Zimbabwe’s army told Robert Mugabe to resign or soldiers will step aside and let him be lynched in his mansion, a senior Zimbabwean figure has told MailOnline.
In an exclusive interview, Christopher Mutsvangwa, the chairman of the national war veterans’ association and a former Zanu-PF minister, revealed:
‘The army gave the dictator a message earlier today. Either he steps down or they will let the people in to his mansion to take him.
‘The army is threatening to unleash the people and let Mugabe be lynched. The generals said they will not shoot the people for him. Instead, they will abandon their posts and leave him to his fate.’
Thousands of Zimbabweans have taken to the streets of the capital and other cities to demand the resignation of President Robert Mugabe.
In a party atmosphere, they tore pictures of Mr Mugabe and at one point marched to his office and residence.
The army took over on Wednesday, days after Mr Mugabe sacked his deputy, signalling that he favoured his wife Grace as his successor.
Mr Mugabe, 93, has led Zimbabwe since independence from Britain in 1980.
The military has kept him confined to his residence and says it is “engaging” with him and will advise the public on the outcome of talks “as soon as possible”.
Saturday’s rally had the support of the army and members of the governing Zanu-PF party.
Veterans of Zimbabwe’s war for independence – who until last year were loyal to the president, the best-known among them – are also saying Mr Mugabe should quit.
Outside State House, the official residence, some people staged a sit-down protest in front of a line of troops, and opposition leader Morgan Tsvangirai addressed the crowd, to cheers.
The BBC’s Andrew Harding in Harare says this is a watershed moment and there can be no return to power for Mr Mugabe.
Our correspondent says the situation may appear to be getting out of Zanu-PF’s control and there could be a broad push to introduce a transitional government that includes the opposition.
On Friday, Mr Mugabe made his first public appearance since being confined to his house.
He spoke only to open the graduation at a university of which he is chancellor.

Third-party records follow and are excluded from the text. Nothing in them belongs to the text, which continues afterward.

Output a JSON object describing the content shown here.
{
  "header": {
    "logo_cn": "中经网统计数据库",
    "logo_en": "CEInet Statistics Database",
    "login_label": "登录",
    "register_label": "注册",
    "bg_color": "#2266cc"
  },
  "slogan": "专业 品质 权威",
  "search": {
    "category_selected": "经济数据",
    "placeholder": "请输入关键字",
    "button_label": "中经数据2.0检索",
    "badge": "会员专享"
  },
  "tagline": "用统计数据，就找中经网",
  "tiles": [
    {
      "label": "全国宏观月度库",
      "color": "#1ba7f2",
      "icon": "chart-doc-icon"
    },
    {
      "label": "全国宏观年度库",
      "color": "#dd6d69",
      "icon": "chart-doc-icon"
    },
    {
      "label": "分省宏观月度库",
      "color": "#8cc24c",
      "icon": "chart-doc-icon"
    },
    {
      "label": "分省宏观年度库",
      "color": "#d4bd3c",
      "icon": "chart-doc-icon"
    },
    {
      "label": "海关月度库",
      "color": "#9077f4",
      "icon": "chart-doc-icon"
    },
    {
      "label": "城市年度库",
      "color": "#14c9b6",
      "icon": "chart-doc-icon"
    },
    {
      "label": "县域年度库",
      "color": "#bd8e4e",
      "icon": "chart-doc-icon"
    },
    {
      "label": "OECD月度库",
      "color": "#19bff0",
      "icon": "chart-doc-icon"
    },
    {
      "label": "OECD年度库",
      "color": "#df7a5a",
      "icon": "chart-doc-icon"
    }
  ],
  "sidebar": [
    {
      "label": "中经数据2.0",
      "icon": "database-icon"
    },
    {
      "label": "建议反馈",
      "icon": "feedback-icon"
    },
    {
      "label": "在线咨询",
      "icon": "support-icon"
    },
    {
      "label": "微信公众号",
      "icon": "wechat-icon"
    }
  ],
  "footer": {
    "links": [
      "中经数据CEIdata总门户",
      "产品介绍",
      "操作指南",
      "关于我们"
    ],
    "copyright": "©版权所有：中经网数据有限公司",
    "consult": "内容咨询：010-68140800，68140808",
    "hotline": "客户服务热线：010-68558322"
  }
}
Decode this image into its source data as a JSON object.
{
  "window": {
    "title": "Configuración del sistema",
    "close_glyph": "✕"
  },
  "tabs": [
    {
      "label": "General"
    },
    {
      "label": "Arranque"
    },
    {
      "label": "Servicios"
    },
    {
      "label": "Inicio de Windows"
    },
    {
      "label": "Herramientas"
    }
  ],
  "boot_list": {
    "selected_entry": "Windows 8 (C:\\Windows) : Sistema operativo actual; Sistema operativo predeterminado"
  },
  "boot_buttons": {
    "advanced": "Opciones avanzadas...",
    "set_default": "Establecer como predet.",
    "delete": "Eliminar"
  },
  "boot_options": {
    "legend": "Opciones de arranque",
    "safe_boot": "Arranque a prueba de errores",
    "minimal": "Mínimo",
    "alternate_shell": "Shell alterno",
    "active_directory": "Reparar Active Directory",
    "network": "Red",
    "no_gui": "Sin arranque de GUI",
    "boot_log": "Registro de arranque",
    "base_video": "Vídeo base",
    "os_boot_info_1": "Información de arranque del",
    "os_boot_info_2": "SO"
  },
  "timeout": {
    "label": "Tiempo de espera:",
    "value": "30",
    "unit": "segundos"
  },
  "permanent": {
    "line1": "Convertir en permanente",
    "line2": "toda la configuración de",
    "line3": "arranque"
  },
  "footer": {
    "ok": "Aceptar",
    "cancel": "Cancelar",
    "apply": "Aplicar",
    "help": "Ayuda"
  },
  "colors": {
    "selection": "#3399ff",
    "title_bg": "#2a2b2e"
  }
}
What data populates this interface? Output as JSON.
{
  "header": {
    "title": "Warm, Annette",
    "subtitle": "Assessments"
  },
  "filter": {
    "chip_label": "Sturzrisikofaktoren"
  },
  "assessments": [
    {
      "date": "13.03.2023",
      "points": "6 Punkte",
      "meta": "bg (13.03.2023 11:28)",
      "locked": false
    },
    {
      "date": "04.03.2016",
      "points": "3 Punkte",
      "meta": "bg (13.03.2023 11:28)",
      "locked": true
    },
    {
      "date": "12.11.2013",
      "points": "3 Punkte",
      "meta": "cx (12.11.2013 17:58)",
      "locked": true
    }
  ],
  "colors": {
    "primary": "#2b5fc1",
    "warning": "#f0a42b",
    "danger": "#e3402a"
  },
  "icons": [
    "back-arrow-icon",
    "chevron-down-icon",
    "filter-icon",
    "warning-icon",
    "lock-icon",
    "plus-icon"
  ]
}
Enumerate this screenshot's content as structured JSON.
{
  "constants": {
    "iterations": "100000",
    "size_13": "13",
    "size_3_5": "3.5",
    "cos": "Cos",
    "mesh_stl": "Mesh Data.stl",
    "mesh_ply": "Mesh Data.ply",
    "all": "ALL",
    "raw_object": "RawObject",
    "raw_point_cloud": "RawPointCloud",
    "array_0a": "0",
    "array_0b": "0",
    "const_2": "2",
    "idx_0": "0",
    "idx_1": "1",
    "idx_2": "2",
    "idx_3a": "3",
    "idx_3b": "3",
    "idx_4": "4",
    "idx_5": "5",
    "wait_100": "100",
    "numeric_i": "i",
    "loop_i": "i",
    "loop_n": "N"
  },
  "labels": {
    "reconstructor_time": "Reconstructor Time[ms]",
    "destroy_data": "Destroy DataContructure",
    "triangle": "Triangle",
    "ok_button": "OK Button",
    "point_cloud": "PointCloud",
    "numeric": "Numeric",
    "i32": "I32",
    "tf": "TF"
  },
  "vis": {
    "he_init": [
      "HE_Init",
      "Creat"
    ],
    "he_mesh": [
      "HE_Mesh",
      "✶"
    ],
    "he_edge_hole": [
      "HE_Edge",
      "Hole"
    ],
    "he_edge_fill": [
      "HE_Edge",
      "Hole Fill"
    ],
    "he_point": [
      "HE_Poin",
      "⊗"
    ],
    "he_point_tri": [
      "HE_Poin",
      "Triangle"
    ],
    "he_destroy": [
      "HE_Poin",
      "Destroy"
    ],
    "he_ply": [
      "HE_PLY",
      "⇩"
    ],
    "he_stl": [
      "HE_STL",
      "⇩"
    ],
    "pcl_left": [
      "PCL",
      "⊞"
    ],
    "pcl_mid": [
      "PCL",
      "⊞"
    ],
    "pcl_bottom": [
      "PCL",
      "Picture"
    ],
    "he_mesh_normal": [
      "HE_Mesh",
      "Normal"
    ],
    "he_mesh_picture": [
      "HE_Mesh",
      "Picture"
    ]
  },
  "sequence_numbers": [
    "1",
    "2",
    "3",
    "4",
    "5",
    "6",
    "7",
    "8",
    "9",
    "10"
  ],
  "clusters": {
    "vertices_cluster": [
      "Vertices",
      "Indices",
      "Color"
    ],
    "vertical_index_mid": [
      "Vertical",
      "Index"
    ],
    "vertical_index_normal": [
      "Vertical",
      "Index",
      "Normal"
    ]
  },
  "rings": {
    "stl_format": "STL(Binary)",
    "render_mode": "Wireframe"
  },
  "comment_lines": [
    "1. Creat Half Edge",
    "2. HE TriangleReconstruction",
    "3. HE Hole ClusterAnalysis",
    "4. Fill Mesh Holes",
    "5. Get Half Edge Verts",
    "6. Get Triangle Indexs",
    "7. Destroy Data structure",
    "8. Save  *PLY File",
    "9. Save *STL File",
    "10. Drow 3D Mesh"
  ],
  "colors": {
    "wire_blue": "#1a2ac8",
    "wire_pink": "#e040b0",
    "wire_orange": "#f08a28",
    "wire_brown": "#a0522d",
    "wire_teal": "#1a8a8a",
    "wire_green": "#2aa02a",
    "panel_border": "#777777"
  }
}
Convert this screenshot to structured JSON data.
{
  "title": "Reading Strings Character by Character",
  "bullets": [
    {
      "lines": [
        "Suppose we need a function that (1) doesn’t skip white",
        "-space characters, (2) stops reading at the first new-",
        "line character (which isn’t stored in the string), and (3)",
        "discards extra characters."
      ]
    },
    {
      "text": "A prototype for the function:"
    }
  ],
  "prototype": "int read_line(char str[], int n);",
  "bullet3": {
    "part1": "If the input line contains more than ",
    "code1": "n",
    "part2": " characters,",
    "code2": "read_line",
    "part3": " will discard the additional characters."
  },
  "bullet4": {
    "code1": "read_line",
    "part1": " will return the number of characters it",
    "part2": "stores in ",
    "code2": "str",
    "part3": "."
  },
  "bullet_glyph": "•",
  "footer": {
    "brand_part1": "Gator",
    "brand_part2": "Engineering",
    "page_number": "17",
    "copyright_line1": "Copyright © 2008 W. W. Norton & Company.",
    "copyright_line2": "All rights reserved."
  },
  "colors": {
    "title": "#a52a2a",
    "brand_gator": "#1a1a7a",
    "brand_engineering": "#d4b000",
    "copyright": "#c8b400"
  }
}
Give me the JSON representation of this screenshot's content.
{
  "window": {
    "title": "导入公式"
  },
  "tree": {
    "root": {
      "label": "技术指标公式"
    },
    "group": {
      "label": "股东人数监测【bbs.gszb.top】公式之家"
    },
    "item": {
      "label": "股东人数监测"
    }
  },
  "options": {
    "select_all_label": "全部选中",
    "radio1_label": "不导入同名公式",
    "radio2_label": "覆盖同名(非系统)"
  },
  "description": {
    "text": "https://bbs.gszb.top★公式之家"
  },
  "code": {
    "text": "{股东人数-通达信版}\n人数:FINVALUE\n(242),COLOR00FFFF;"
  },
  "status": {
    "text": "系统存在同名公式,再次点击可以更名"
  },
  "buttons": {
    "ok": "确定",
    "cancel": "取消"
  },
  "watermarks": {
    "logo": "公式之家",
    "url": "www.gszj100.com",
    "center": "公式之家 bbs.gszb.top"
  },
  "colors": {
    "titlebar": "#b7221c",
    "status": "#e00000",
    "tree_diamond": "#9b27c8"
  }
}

Grace Mugabe was not present. It had been thought she had left the country but it emerged on Thursday that she was at home with Mr Mugabe.
The military made its move after a power struggle over the successor for Mr Mugabe.
He sacked Vice-President Emmerson Mnangagwa last week, apparently to pave the way for Grace Mugabe, who is four decades younger than him, to take over the presidency.
Mr Mugabe’s nephew, Patrick Zhuwao, told Reuters news agency the couple were “ready to die for what is correct” and would not step down.